==== Records for the task
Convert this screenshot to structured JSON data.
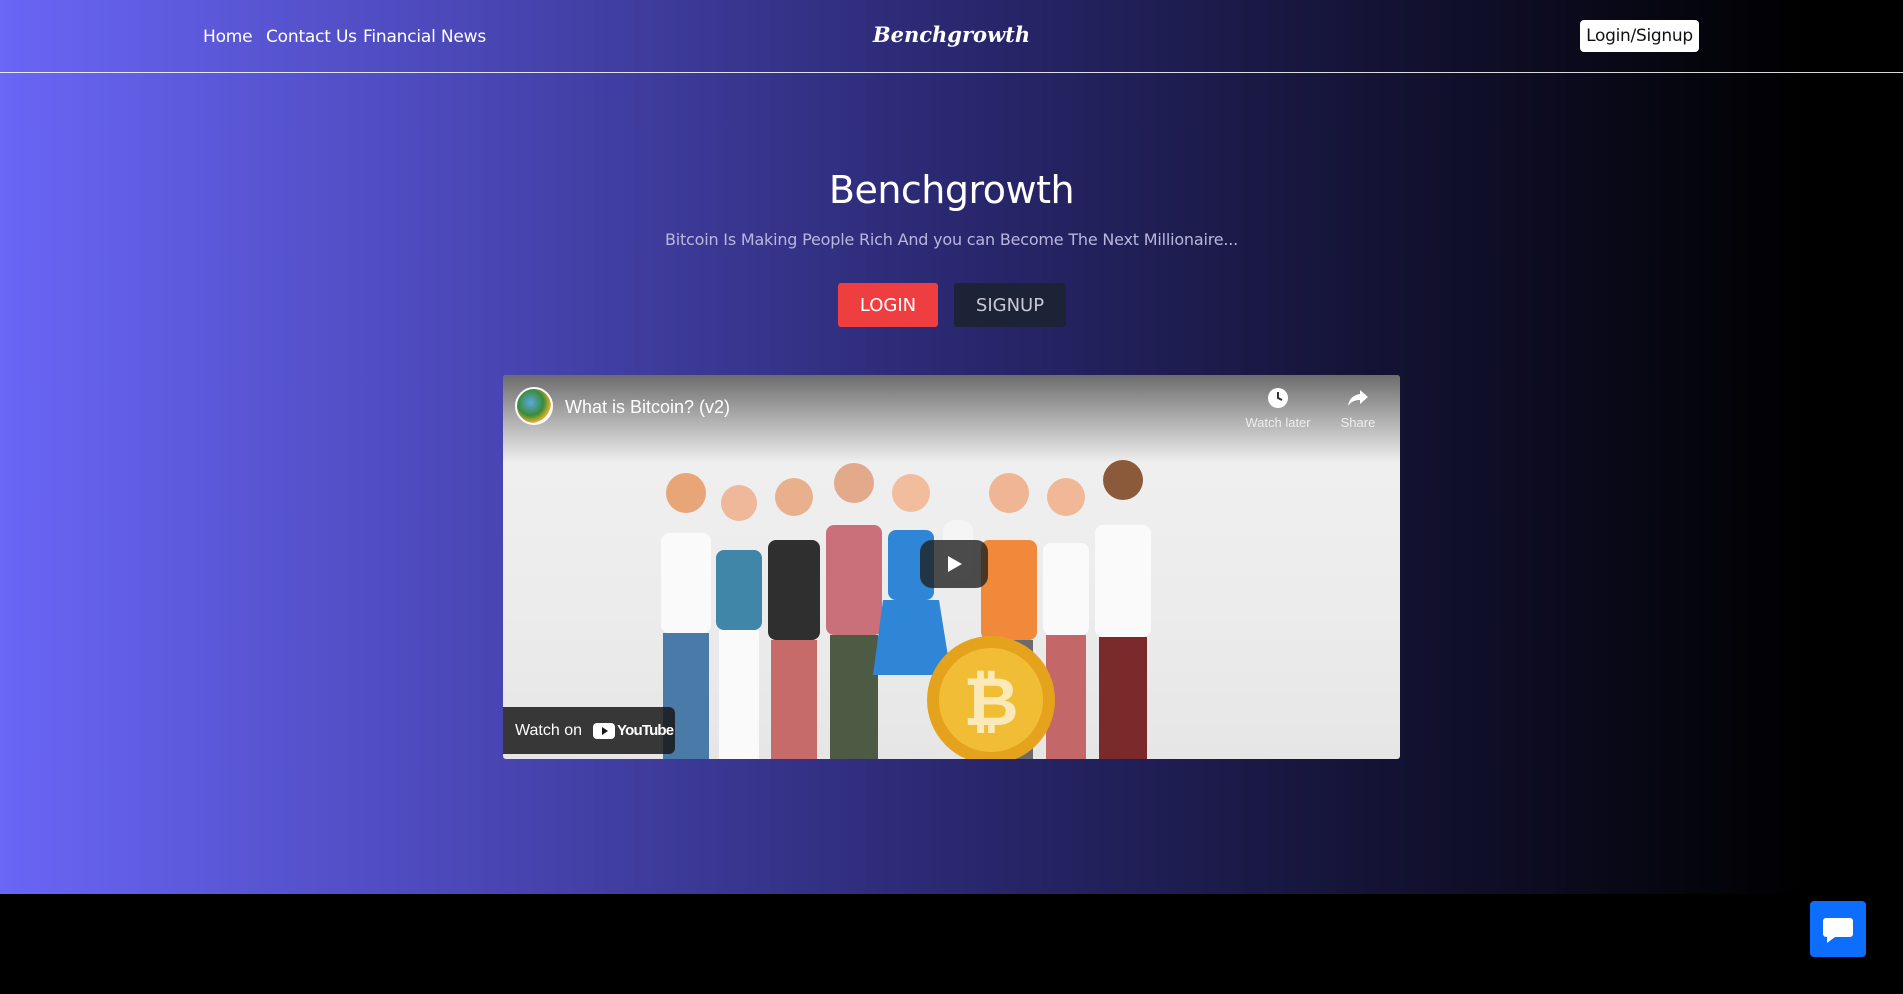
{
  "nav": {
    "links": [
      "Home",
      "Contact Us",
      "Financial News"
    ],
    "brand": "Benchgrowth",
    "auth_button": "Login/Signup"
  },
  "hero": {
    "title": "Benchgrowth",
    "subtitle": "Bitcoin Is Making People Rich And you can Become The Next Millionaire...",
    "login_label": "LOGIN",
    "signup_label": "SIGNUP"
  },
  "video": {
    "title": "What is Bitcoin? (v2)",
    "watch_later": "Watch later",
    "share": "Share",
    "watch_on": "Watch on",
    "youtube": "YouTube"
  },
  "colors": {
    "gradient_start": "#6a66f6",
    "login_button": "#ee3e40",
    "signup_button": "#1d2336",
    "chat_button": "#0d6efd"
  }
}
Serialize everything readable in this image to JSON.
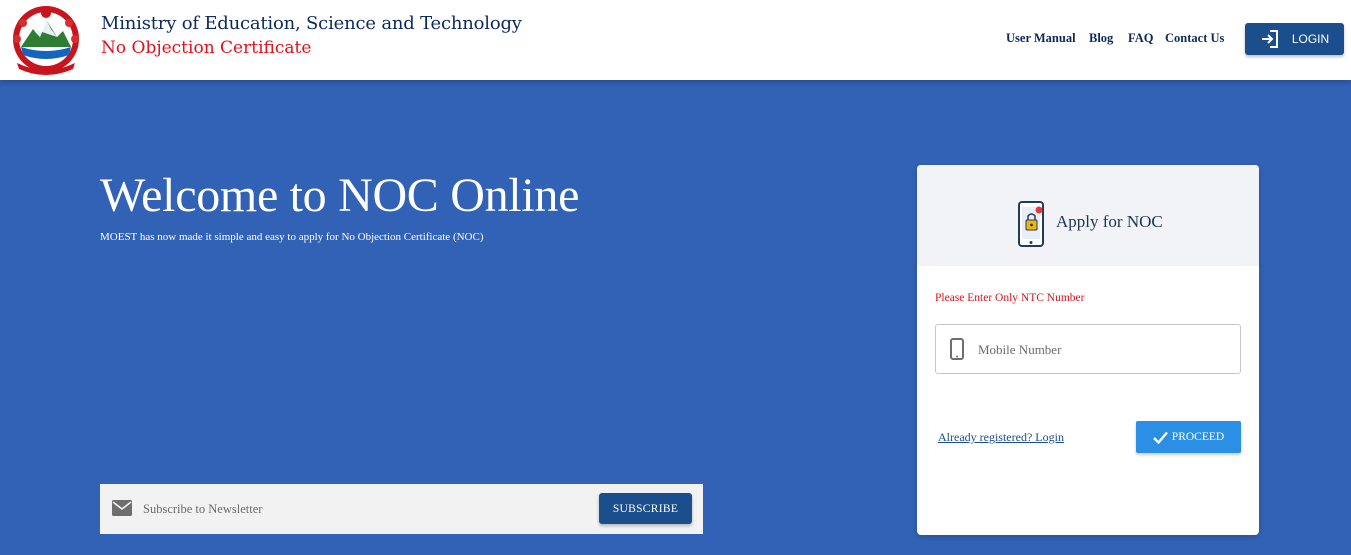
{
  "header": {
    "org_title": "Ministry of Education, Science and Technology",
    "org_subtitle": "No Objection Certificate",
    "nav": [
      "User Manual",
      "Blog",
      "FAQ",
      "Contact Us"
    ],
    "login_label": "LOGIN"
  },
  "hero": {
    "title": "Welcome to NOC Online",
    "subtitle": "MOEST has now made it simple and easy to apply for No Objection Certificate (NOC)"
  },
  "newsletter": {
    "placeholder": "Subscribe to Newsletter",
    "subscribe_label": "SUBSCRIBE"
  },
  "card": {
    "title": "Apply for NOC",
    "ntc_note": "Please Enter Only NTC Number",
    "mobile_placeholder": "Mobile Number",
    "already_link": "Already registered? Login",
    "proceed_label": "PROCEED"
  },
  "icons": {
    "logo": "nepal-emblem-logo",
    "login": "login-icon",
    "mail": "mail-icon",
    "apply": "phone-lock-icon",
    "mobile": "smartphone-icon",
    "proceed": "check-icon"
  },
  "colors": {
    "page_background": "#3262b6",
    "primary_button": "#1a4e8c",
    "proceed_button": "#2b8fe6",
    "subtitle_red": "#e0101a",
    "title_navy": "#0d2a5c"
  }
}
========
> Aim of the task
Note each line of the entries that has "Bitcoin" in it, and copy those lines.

> Solution for this problem
    "subtitle": "Bitcoin Is Making People Rich And you can Become The Next Millionaire...",
    "title": "What is Bitcoin? (v2)",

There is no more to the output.